Listed records section start

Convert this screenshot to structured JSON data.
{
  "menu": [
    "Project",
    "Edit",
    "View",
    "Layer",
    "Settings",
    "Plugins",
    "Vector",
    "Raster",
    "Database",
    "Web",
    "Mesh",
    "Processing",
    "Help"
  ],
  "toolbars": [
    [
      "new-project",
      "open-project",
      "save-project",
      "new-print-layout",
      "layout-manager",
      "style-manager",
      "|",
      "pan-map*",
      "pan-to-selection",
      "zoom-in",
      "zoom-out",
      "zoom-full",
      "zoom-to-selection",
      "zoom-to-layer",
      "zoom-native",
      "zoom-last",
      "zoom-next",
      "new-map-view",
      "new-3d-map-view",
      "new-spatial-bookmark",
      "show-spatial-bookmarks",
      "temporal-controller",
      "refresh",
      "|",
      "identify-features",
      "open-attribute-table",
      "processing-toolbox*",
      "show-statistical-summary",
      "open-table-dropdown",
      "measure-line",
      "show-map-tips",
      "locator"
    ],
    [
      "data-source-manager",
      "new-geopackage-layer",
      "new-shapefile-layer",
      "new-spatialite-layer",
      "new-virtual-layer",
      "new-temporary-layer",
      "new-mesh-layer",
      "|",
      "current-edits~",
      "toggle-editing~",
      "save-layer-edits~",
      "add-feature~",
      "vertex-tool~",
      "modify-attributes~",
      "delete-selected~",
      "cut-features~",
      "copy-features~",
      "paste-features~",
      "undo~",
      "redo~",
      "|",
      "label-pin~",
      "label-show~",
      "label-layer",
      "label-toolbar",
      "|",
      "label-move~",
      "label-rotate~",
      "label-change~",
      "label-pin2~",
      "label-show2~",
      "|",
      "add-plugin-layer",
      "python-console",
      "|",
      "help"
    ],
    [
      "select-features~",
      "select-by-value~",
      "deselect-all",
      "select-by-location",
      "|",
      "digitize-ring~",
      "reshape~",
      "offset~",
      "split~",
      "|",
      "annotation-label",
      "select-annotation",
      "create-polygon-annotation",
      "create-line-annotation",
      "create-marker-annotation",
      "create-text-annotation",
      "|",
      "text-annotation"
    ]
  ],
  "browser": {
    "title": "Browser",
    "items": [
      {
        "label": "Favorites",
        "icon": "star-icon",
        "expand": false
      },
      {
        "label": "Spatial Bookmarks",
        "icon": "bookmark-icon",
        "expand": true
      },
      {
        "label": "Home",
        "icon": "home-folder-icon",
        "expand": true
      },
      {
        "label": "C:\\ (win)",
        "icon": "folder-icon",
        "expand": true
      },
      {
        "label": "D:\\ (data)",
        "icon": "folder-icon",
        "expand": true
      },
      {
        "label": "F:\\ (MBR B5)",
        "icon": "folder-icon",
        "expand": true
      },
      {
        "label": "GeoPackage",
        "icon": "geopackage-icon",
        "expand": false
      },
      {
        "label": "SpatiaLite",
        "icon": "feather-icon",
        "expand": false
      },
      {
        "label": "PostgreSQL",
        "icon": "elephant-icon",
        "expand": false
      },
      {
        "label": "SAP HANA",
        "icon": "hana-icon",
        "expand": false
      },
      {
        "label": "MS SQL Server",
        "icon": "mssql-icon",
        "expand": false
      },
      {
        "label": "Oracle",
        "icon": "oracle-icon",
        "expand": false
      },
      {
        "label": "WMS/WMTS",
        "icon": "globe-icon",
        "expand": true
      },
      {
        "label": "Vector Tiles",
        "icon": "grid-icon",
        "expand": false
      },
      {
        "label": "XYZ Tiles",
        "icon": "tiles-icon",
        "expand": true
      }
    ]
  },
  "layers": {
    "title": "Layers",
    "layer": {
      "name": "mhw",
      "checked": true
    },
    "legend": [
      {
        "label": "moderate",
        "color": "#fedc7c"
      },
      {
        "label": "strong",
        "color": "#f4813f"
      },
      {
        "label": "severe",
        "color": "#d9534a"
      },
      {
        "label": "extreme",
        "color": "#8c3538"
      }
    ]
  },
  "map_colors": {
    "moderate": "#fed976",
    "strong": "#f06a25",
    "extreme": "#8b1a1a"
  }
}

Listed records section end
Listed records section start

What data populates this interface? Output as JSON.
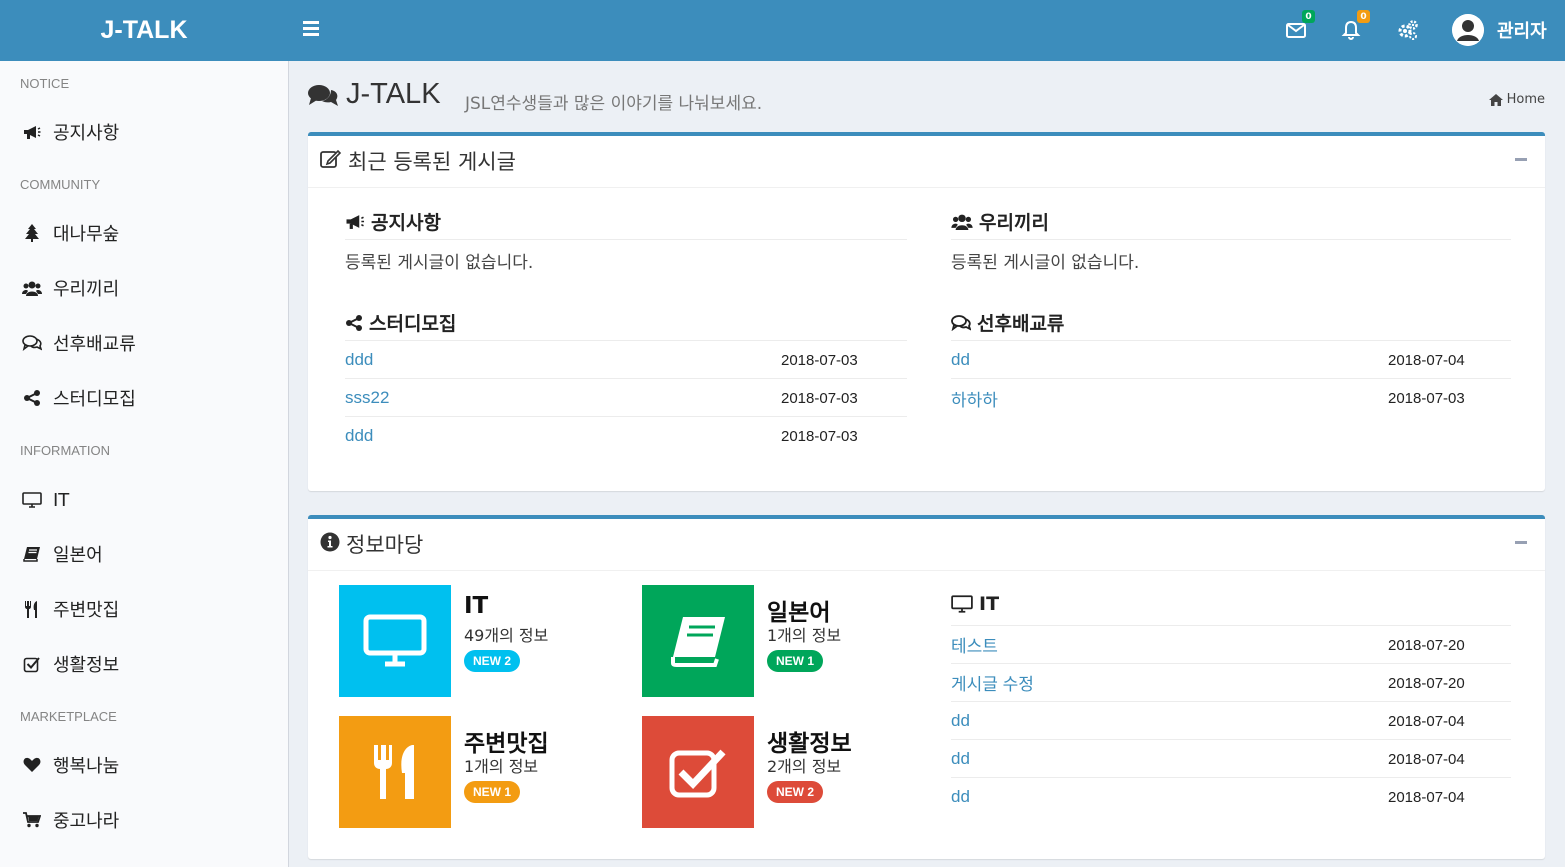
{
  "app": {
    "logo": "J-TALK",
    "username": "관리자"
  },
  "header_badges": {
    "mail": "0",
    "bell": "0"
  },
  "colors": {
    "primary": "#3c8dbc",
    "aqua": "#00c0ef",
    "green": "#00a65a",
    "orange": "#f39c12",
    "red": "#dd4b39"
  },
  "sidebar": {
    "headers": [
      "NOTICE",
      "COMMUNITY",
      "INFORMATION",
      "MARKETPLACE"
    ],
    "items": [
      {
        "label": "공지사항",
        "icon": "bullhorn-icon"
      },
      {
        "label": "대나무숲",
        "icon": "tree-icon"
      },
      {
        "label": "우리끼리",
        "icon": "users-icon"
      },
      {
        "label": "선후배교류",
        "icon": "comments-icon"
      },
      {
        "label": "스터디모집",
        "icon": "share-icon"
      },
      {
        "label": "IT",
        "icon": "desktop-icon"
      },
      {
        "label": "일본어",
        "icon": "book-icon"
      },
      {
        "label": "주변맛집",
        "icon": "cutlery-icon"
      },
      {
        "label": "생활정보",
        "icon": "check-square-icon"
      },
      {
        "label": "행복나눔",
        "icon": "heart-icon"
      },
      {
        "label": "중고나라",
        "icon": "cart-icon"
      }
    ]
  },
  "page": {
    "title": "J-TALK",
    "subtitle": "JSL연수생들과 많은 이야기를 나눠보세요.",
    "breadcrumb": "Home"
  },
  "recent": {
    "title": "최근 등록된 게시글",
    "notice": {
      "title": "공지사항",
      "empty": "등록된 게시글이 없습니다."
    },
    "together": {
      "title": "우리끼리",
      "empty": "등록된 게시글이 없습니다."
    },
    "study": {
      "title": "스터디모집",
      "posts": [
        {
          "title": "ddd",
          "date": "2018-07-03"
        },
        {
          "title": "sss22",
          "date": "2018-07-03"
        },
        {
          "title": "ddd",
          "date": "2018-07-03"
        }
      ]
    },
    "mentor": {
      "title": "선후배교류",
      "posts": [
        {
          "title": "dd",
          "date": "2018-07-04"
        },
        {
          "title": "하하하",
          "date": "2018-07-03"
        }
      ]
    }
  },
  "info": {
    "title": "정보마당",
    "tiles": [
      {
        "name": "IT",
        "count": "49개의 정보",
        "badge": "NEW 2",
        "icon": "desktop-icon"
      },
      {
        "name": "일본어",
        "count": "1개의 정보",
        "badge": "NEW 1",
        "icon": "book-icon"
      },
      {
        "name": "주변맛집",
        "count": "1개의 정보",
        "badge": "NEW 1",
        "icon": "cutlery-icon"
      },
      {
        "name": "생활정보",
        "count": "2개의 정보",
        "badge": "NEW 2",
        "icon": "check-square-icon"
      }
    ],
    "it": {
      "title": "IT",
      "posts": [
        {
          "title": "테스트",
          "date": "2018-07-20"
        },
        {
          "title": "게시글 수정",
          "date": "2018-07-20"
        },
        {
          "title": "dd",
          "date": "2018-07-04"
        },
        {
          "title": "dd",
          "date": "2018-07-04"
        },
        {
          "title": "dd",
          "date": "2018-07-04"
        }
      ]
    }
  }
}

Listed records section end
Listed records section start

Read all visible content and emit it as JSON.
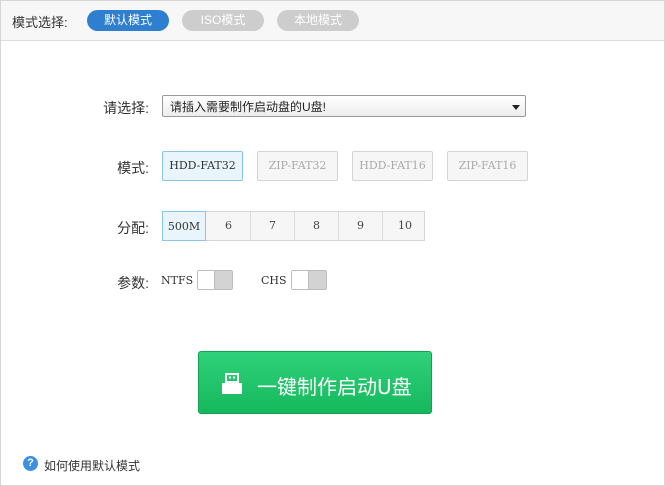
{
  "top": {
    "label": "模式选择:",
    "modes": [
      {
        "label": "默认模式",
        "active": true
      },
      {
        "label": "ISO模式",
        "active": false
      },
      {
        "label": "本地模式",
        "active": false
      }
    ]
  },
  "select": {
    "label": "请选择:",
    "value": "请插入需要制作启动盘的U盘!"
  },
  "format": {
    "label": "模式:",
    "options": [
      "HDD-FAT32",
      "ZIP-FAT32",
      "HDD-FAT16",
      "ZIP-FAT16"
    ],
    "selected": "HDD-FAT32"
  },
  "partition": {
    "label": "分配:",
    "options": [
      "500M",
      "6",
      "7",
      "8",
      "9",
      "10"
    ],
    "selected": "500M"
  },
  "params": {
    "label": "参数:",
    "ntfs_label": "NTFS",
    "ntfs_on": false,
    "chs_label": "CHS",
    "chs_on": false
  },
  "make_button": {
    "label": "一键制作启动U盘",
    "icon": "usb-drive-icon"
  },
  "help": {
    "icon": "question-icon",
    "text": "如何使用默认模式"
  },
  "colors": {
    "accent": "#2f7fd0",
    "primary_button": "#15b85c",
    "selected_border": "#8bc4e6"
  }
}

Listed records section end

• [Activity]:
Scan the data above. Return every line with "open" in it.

• [Exercise answer]:
      "open-project",
      "open-attribute-table",
      "open-table-dropdown",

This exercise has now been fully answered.